• ACTION ITEM: The required output is the full listing below, reproduced word for word.

• RECORDS PROVIDED:

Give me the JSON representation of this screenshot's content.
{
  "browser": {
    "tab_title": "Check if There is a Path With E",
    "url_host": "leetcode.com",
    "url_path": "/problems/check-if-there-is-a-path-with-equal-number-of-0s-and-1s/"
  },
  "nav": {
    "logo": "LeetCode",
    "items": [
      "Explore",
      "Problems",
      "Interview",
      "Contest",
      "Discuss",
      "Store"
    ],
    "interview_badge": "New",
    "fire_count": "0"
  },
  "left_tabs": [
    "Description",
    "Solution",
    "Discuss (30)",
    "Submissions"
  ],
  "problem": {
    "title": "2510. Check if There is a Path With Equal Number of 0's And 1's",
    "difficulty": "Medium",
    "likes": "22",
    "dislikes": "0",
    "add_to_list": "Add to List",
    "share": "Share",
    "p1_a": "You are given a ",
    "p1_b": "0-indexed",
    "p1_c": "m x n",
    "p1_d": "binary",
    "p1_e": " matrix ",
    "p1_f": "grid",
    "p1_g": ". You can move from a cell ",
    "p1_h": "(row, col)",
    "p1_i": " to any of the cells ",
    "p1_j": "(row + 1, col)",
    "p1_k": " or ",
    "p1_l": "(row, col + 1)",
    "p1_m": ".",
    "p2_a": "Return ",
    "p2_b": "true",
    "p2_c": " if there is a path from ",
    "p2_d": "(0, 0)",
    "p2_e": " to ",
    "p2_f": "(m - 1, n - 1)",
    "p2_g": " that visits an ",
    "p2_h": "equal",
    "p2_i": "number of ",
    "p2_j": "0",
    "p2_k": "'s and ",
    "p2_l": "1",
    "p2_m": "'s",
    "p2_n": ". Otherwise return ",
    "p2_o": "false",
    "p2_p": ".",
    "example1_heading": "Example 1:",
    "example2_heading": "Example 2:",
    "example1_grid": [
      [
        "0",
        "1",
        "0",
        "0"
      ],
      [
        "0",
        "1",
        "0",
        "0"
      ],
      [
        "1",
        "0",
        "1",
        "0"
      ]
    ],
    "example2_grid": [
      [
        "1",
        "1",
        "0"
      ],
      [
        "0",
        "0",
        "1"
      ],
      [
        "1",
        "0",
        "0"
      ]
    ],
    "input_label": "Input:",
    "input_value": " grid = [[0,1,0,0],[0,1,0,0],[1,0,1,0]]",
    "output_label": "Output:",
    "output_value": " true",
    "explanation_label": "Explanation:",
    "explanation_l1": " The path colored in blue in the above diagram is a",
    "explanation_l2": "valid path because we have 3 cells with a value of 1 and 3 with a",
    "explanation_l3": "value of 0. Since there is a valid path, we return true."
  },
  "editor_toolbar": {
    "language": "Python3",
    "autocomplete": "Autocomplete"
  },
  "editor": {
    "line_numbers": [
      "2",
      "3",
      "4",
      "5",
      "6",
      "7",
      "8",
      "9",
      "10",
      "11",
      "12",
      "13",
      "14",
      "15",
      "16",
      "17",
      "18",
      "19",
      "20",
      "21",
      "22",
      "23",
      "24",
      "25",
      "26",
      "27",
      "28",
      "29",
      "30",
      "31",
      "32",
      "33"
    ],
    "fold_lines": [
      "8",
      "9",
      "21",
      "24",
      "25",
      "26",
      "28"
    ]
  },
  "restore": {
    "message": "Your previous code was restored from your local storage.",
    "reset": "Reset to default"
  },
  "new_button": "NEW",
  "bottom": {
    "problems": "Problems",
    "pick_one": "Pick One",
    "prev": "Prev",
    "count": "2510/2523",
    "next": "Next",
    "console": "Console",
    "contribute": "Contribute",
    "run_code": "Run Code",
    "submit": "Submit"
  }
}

• WRITTEN RESPONSE:
Give me the JSON representation of this screenshot's content.
{
  "browser": {
    "tab_title": "Check if There is a Path With E",
    "url_host": "leetcode.com",
    "url_path": "/problems/check-if-there-is-a-path-with-equal-number-of-0s-and-1s/"
  },
  "nav": {
    "logo": "LeetCode",
    "items": [
      "Explore",
      "Problems",
      "Interview",
      "Contest",
      "Discuss",
      "Store"
    ],
    "interview_badge": "New",
    "fire_count": "0"
  },
  "left_tabs": [
    "Description",
    "Solution",
    "Discuss (30)",
    "Submissions"
  ],
  "problem": {
    "title": "2510. Check if There is a Path With Equal Number of 0's And 1's",
    "difficulty": "Medium",
    "likes": "22",
    "dislikes": "0",
    "add_to_list": "Add to List",
    "share": "Share",
    "p1_a": "You are given a ",
    "p1_b": "0-indexed",
    "p1_c": "m x n",
    "p1_d": "binary",
    "p1_e": " matrix ",
    "p1_f": "grid",
    "p1_g": ". You can move from a cell ",
    "p1_h": "(row, col)",
    "p1_i": " to any of the cells ",
    "p1_j": "(row + 1, col)",
    "p1_k": " or ",
    "p1_l": "(row, col + 1)",
    "p1_m": ".",
    "p2_a": "Return ",
    "p2_b": "true",
    "p2_c": " if there is a path from ",
    "p2_d": "(0, 0)",
    "p2_e": " to ",
    "p2_f": "(m - 1, n - 1)",
    "p2_g": " that visits an ",
    "p2_h": "equal",
    "p2_i": "number of ",
    "p2_j": "0",
    "p2_k": "'s and ",
    "p2_l": "1",
    "p2_m": "'s",
    "p2_n": ". Otherwise return ",
    "p2_o": "false",
    "p2_p": ".",
    "example1_heading": "Example 1:",
    "example2_heading": "Example 2:",
    "example1_grid": [
      [
        "0",
        "1",
        "0",
        "0"
      ],
      [
        "0",
        "1",
        "0",
        "0"
      ],
      [
        "1",
        "0",
        "1",
        "0"
      ]
    ],
    "example2_grid": [
      [
        "1",
        "1",
        "0"
      ],
      [
        "0",
        "0",
        "1"
      ],
      [
        "1",
        "0",
        "0"
      ]
    ],
    "input_label": "Input:",
    "input_value": " grid = [[0,1,0,0],[0,1,0,0],[1,0,1,0]]",
    "output_label": "Output:",
    "output_value": " true",
    "explanation_label": "Explanation:",
    "explanation_l1": " The path colored in blue in the above diagram is a",
    "explanation_l2": "valid path because we have 3 cells with a value of 1 and 3 with a",
    "explanation_l3": "value of 0. Since there is a valid path, we return true."
  },
  "editor_toolbar": {
    "language": "Python3",
    "autocomplete": "Autocomplete"
  },
  "editor": {
    "line_numbers": [
      "2",
      "3",
      "4",
      "5",
      "6",
      "7",
      "8",
      "9",
      "10",
      "11",
      "12",
      "13",
      "14",
      "15",
      "16",
      "17",
      "18",
      "19",
      "20",
      "21",
      "22",
      "23",
      "24",
      "25",
      "26",
      "27",
      "28",
      "29",
      "30",
      "31",
      "32",
      "33"
    ],
    "fold_lines": [
      "8",
      "9",
      "21",
      "24",
      "25",
      "26",
      "28"
    ]
  },
  "restore": {
    "message": "Your previous code was restored from your local storage.",
    "reset": "Reset to default"
  },
  "new_button": "NEW",
  "bottom": {
    "problems": "Problems",
    "pick_one": "Pick One",
    "prev": "Prev",
    "count": "2510/2523",
    "next": "Next",
    "console": "Console",
    "contribute": "Contribute",
    "run_code": "Run Code",
    "submit": "Submit"
  }
}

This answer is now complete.